Chicago corn futures rose for a seventh consecutive session on Tuesday, with the market touching a nearly eight-year high as adverse weather in Brazil and the United States raised concerns over global supplies.
Wheat climbed to its highest since February 2013, while soybeans hit a near eight-year peak.
"The market remains worried about Brazil's second corn crop being irredeemably out of synch with seasons," said Tobin Gorey, director of agricultural strategy at Commonwealth Bank of Australia. "And cool weather in the U.S. is making people think, if not quite worry, about planting delays."
The most-active corn contract on the Chicago Board of Trade (CBOT) added 0.1% at $6.58-1/4 a bushel by 0159 GMT, near the session's peak of $6.66 a bushel, its highest since June 2013.
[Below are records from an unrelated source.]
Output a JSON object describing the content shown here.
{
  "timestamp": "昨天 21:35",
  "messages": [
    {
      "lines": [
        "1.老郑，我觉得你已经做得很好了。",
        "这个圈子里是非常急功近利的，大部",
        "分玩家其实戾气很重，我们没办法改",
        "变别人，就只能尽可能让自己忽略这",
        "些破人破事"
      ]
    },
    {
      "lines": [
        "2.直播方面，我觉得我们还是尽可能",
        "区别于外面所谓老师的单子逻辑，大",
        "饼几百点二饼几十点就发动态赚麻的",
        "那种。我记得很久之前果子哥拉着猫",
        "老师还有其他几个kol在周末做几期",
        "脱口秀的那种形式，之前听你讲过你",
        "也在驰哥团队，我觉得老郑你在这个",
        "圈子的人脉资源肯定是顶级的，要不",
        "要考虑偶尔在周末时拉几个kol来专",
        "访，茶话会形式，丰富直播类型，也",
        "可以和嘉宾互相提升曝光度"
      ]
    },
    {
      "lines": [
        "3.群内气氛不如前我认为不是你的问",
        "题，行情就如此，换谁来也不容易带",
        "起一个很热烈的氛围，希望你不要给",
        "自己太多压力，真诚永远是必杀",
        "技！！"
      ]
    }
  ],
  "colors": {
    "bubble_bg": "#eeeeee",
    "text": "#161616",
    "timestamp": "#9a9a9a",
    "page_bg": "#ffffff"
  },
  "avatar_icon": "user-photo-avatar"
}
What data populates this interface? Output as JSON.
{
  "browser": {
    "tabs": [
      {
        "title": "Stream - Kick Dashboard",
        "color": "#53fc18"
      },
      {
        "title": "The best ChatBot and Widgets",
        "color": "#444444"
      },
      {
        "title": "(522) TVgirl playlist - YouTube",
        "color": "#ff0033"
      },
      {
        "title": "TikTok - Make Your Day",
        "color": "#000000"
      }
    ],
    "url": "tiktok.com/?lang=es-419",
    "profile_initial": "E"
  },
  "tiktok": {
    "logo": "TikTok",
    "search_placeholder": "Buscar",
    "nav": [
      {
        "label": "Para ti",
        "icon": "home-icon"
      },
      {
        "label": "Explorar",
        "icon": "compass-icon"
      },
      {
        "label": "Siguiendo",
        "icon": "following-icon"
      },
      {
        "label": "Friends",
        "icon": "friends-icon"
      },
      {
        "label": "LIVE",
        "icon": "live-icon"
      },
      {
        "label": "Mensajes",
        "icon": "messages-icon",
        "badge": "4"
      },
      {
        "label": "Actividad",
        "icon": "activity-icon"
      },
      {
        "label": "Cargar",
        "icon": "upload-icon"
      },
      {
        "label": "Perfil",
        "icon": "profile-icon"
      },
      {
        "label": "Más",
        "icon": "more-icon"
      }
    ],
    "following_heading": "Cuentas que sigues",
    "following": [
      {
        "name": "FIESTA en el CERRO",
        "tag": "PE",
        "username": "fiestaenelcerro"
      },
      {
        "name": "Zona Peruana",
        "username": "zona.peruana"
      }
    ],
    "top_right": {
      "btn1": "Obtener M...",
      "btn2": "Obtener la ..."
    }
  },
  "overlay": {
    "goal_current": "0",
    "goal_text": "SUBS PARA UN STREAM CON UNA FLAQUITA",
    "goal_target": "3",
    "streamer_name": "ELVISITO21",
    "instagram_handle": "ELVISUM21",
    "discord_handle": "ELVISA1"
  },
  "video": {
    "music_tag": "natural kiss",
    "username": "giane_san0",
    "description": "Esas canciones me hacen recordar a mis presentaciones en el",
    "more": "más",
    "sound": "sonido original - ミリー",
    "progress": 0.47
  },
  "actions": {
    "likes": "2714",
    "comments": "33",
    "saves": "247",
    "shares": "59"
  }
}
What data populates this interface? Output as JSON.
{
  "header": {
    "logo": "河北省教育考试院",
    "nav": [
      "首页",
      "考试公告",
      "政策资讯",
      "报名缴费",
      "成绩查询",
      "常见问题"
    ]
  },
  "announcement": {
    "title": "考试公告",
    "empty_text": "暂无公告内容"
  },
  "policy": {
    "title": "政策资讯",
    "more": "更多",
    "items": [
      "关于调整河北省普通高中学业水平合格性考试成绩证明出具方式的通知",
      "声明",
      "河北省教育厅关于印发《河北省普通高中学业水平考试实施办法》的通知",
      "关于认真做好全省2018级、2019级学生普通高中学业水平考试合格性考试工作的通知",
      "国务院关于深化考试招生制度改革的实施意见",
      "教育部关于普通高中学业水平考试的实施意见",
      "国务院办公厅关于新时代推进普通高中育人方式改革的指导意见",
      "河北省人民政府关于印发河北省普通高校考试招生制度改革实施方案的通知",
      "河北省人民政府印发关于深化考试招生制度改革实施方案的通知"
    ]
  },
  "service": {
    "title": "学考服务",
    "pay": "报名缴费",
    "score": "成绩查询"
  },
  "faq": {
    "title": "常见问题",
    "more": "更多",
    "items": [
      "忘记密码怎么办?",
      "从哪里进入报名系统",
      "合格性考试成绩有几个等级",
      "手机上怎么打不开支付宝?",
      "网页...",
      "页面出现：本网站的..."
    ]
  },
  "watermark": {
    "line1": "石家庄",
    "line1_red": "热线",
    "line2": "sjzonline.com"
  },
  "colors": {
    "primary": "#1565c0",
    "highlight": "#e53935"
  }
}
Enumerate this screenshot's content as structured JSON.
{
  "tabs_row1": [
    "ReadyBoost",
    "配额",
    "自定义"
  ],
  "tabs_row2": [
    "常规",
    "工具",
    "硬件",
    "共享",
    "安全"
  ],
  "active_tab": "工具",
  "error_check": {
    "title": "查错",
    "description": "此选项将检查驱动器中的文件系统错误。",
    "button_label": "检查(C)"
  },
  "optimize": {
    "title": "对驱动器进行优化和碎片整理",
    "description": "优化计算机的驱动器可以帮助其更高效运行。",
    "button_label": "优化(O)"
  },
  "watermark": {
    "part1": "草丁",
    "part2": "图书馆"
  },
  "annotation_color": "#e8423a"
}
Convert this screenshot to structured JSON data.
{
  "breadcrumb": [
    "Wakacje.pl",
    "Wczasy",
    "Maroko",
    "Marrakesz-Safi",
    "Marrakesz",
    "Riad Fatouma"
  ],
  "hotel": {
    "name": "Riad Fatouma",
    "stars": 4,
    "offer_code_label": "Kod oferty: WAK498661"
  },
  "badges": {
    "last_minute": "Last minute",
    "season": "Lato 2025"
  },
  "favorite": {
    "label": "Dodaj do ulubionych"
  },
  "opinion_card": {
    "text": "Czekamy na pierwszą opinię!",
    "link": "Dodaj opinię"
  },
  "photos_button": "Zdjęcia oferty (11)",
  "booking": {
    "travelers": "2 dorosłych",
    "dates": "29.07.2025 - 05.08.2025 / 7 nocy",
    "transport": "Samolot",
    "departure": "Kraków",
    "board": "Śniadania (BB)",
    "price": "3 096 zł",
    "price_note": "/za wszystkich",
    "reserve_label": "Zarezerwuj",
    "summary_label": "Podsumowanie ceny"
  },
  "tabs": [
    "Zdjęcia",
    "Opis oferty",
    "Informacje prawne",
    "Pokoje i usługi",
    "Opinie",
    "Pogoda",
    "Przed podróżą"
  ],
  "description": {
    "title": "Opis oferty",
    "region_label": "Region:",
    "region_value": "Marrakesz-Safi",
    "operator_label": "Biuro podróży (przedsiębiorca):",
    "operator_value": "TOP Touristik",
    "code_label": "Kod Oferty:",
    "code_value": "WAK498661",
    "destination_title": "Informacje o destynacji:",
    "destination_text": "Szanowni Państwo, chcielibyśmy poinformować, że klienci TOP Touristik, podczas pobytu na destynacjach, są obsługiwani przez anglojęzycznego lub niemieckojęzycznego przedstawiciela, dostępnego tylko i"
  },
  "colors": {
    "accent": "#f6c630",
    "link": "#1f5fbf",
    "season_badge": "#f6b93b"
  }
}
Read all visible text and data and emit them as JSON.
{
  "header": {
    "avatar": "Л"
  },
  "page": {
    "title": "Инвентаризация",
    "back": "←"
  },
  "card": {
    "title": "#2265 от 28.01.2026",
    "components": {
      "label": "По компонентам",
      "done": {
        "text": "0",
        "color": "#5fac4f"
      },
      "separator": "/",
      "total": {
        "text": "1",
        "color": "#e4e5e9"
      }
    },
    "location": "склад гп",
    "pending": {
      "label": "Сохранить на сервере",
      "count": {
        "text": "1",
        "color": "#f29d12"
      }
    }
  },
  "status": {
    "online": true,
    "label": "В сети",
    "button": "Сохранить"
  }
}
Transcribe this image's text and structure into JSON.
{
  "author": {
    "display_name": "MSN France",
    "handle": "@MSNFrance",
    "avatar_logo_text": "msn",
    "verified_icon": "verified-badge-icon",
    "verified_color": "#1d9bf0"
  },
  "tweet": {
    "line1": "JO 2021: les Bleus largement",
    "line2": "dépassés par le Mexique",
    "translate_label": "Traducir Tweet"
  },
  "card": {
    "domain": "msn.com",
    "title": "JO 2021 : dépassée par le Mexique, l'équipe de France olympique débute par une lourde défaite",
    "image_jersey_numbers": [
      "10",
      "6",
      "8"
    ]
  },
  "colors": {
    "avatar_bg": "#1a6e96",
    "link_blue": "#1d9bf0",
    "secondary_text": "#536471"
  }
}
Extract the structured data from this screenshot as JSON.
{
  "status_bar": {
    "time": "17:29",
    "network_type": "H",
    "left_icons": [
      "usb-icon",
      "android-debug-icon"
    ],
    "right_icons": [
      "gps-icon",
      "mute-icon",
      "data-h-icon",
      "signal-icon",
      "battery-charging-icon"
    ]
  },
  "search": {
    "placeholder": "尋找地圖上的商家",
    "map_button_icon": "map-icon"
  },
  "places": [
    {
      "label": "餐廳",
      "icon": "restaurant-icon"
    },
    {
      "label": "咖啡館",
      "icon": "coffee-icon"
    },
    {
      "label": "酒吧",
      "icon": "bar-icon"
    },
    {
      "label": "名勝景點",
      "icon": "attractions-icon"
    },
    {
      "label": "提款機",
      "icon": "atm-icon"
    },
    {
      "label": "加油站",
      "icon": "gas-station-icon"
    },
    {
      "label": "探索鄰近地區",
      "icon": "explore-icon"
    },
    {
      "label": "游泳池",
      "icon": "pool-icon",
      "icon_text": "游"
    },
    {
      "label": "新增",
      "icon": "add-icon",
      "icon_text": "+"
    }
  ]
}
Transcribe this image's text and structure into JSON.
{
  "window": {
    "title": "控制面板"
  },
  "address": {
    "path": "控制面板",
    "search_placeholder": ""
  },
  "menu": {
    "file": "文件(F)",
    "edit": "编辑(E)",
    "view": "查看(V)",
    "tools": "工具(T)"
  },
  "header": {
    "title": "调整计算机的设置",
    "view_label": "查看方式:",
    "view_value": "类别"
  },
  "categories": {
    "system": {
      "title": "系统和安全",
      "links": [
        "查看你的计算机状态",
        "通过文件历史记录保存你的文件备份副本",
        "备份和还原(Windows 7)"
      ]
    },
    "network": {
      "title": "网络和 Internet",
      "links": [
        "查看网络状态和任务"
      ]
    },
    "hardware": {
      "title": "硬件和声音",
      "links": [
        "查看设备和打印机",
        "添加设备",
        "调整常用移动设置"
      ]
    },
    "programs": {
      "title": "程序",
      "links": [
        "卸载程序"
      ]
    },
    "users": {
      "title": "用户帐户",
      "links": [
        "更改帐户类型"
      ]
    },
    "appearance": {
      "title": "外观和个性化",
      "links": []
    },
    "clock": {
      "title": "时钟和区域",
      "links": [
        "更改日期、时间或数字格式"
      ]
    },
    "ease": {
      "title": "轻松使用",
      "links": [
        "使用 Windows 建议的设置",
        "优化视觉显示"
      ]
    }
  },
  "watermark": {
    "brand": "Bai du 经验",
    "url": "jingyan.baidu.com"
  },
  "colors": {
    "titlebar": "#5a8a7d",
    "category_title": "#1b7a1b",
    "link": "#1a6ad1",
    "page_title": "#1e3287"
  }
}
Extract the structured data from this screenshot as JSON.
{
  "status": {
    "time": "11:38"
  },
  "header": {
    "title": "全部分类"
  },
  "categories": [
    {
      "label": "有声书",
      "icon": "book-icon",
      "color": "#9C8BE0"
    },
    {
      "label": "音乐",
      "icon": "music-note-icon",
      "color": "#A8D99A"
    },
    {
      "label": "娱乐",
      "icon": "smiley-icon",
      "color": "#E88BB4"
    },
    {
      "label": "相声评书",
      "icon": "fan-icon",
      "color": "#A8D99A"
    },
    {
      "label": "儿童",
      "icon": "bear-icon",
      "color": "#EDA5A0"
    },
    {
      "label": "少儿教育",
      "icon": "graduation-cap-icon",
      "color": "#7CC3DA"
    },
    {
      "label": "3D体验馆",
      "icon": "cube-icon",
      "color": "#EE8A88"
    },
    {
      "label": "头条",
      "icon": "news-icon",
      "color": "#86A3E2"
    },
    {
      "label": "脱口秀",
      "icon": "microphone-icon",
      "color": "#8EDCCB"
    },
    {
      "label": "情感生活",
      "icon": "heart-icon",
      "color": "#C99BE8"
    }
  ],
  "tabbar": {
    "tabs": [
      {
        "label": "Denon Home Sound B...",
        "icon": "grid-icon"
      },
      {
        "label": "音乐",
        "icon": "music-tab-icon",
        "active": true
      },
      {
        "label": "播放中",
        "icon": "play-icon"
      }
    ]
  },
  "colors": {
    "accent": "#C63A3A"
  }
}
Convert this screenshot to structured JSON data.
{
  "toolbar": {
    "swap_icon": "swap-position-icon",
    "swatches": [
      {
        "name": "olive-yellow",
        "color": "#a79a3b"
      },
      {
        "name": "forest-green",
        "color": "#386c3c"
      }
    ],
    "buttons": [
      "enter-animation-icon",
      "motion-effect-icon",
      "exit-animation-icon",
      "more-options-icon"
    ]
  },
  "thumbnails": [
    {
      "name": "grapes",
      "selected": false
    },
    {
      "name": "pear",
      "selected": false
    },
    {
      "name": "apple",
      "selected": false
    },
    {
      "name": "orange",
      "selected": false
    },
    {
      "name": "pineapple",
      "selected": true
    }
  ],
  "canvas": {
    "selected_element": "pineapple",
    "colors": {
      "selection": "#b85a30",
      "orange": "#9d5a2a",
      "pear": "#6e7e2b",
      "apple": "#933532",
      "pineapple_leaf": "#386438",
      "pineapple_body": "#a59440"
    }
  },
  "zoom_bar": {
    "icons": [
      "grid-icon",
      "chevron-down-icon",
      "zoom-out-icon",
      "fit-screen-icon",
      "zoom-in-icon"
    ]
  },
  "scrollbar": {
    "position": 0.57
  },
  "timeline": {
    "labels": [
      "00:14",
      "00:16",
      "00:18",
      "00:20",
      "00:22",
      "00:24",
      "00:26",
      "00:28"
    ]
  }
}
Soybeans fell 0.4% to $15.35 a bushel, after hitting a June 2013 high earlier in the session at $15.45 a bushel. Wheat rose 0.3% to $7.42-1/2 a bushel, not far from its highest since February 2013 at $7.47 a bushel hit earlier in the day.
The U.S. Department of Agriculture (USDA) said the country's farmers were able to plant 17% of their intended corn acres as of Sunday, in line with the average estimate in a Reuters poll of analysts. ]
But corn planting is still lagging behind the five-year average pace of 20%.
Soybean planting was 8% complete by Sunday, the USDA said, matching the average analyst estimate and ahead of the five-year average of 5%.
Potential yields of this year's winter grain crops in the European Union have declined slightly since March as cold and dry weather hampered development and also delayed sowing of spring varieties, the EU's crop monitoring service said.
Russian wheat export prices rose for a third week in a row last week, buoyed by higher prices in Chicago and Paris on supply concerns, analysts said on Monday.
Commodity funds were net buyers of CBOT corn, wheat, soybean, soyoil and soymeal futures contracts on Monday, traders said.